As The New York Observer also received this request from Public Advocate Bill de Blasio‘s mayoral campaign, Politicker awards the New York Post a slow round of applause for this one: “No thanks, de Blasio.”
Crain’s New York Business attempted to game out Rev. Al Sharpton‘s endorsement, which, if given, could be expected to go to Mr. de Blasio or former Comptroller Bill Thompson. As a side note, long before Mr. Thompson’s recent speech on Trayvon Martin, Rev. Sharpton publicly criticized the his stop-and-frisk stance–“especially as a black candidate”–in The New York Times.
Mr. Thompson, who is reportedly set to get the Assemblyman Dov Hikind‘s endorsement next week, also spoke to his outreach to the Orthodox Jewish community yesterday. “It is about the issues that affect the Jewish community but I think it’s also about relationships. I’ve worked in the Jewish community for decades,” he proclaimed. “It is part of who I am.”
While Road to City Hall spent a full, 15-hour day with Comptroller John Liu. “White Castle never tasted this good before, and now, I know why. The lady gave me a double,” Mr. Liu exclaimed between stops. “Seriously. Look. Two. Two patties.” Later, at a fried chicken joint near 10 p.m., he orders: “Two thighs and a drumstick. What’s that, apple pie?”
This mayoral election could be a disaster with the new levered machines. “Historically, the machines in communities of color have broken down,” Councilwoman Tish James told Talking Points Memo. “I used to walk around with a screw driver and when we couldn’t get someone from the Board of Elections to come and repair machines.”
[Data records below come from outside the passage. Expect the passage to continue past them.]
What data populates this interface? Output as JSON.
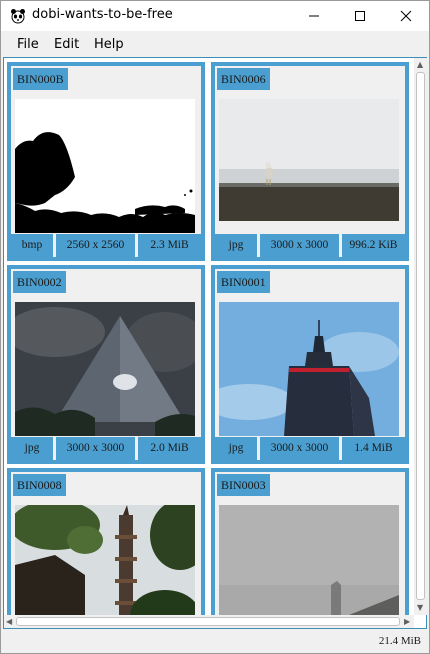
{
  "window": {
    "title": "dobi-wants-to-be-free",
    "minimize_icon": "minimize-icon",
    "maximize_icon": "maximize-icon",
    "close_icon": "close-icon"
  },
  "menu": [
    "File",
    "Edit",
    "Help"
  ],
  "cards": [
    {
      "id": "BIN000B",
      "type": "bmp",
      "dims": "2560 x 2560",
      "size": "2.3 MiB"
    },
    {
      "id": "BIN0006",
      "type": "jpg",
      "dims": "3000 x 3000",
      "size": "996.2 KiB"
    },
    {
      "id": "BIN0002",
      "type": "jpg",
      "dims": "3000 x 3000",
      "size": "2.0 MiB"
    },
    {
      "id": "BIN0001",
      "type": "jpg",
      "dims": "3000 x 3000",
      "size": "1.4 MiB"
    },
    {
      "id": "BIN0008"
    },
    {
      "id": "BIN0003"
    }
  ],
  "status": {
    "total_size": "21.4 MiB"
  },
  "colors": {
    "accent": "#4a9fd0",
    "frame": "#3b8fb6"
  }
}
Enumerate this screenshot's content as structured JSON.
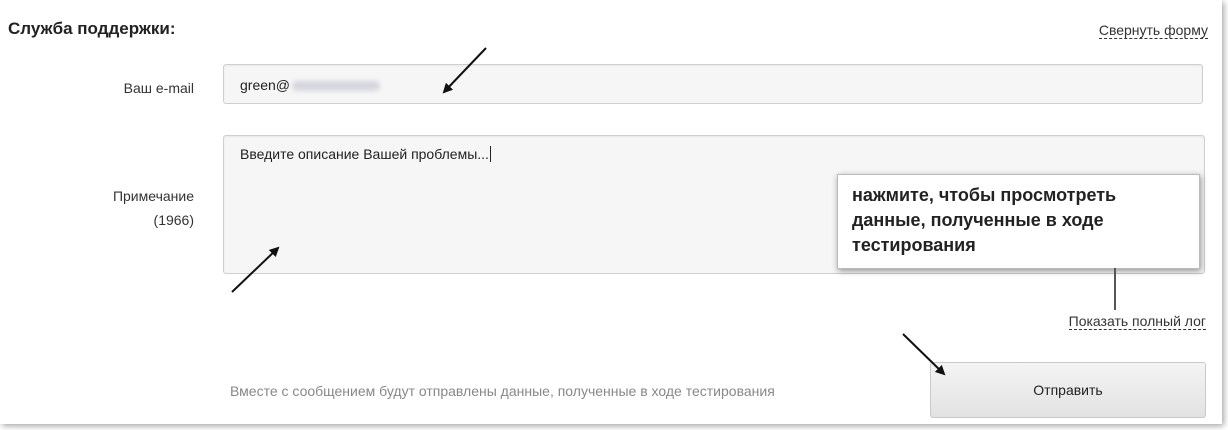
{
  "header": {
    "title": "Служба поддержки:",
    "collapse_label": "Свернуть форму"
  },
  "form": {
    "email_label": "Ваш e-mail",
    "email_value": "green@",
    "note_label": "Примечание",
    "note_counter": "(1966)",
    "note_value": "Введите описание Вашей проблемы..."
  },
  "tooltip": {
    "text": "нажмите, чтобы просмотреть данные, полученные в ходе тестирования"
  },
  "links": {
    "show_log": "Показать полный лог"
  },
  "footer": {
    "info_text": "Вместе с сообщением будут отправлены данные, полученные в ходе тестирования",
    "send_label": "Отправить"
  }
}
Election Day smoothness may depend on how many people turn out–a notoriously difficult variable to predict. The Times nevertheless asked several consultants to do just that, receiving prognostications ranging from 400,000 to 800,000 Democrats, less than the 1.1 million who voted in the 1989 David Dinkins–Ed Koch primary, but more than 2009’s 330,000 voters.
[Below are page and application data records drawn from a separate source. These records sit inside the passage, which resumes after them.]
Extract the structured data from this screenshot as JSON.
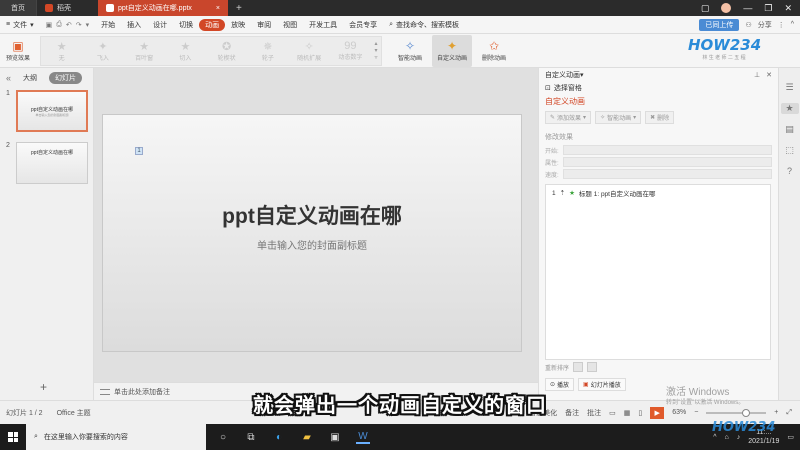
{
  "tabs": {
    "home": "首页",
    "docer": "稻壳",
    "doc": "ppt自定义动画在哪.pptx",
    "plus": "+"
  },
  "window": {
    "sync": "已同步",
    "share": "分享"
  },
  "menu": {
    "file": "文件",
    "items": [
      "开始",
      "插入",
      "设计",
      "切换",
      "动画",
      "放映",
      "审阅",
      "视图",
      "开发工具",
      "会员专享"
    ],
    "active_index": 4,
    "search": "查找命令、搜索模板",
    "sync_upload": "已同上传",
    "share": "分享"
  },
  "ribbon": {
    "preview": "预览效果",
    "gallery": [
      "无",
      "飞入",
      "百叶窗",
      "切入",
      "轮楔状",
      "轮子",
      "随机扩展",
      "动态数字"
    ],
    "smart_anim": "智能动画",
    "custom_anim": "自定义动画",
    "delete_anim": "删除动画"
  },
  "brand": {
    "name": "HOW234",
    "sub": "林 生 老 师 二 五 程"
  },
  "left": {
    "tab_outline": "大纲",
    "tab_slides": "幻灯片",
    "slides": [
      {
        "num": "1",
        "title": "ppt自定义动画在哪",
        "sub": "单击输入您的封面副标题"
      },
      {
        "num": "2",
        "title": "ppt自定义动画在哪",
        "sub": ""
      }
    ],
    "add": "+"
  },
  "slide": {
    "marker": "1",
    "title": "ppt自定义动画在哪",
    "subtitle": "单击输入您的封面副标题"
  },
  "notes": "单击此处添加备注",
  "pane": {
    "header": "自定义动画",
    "select_pane": "选择窗格",
    "title": "自定义动画",
    "add_effect": "添加效果",
    "smart_anim": "智能动画",
    "delete": "删除",
    "modify": "修改效果",
    "start": "开始:",
    "property": "属性:",
    "speed": "速度:",
    "item": {
      "num": "1",
      "label": "标题 1: ppt自定义动画在哪"
    },
    "reorder": "重新排序",
    "play": "播放",
    "slideshow": "幻灯片播放"
  },
  "status": {
    "slide": "幻灯片 1 / 2",
    "theme": "Office 主题",
    "smart_beautify": "智能美化",
    "notes": "备注",
    "comments": "批注",
    "zoom": "63%"
  },
  "caption": "就会弹出一个动画自定义的窗口",
  "activate": {
    "line1": "激活 Windows",
    "line2": "转到\"设置\"以激活 Windows。"
  },
  "taskbar": {
    "search_placeholder": "在这里输入你要搜索的内容",
    "time": "11:...",
    "date": "2021/1/19"
  }
}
And Manhattan Borough President Scott Stringer ate a cronut.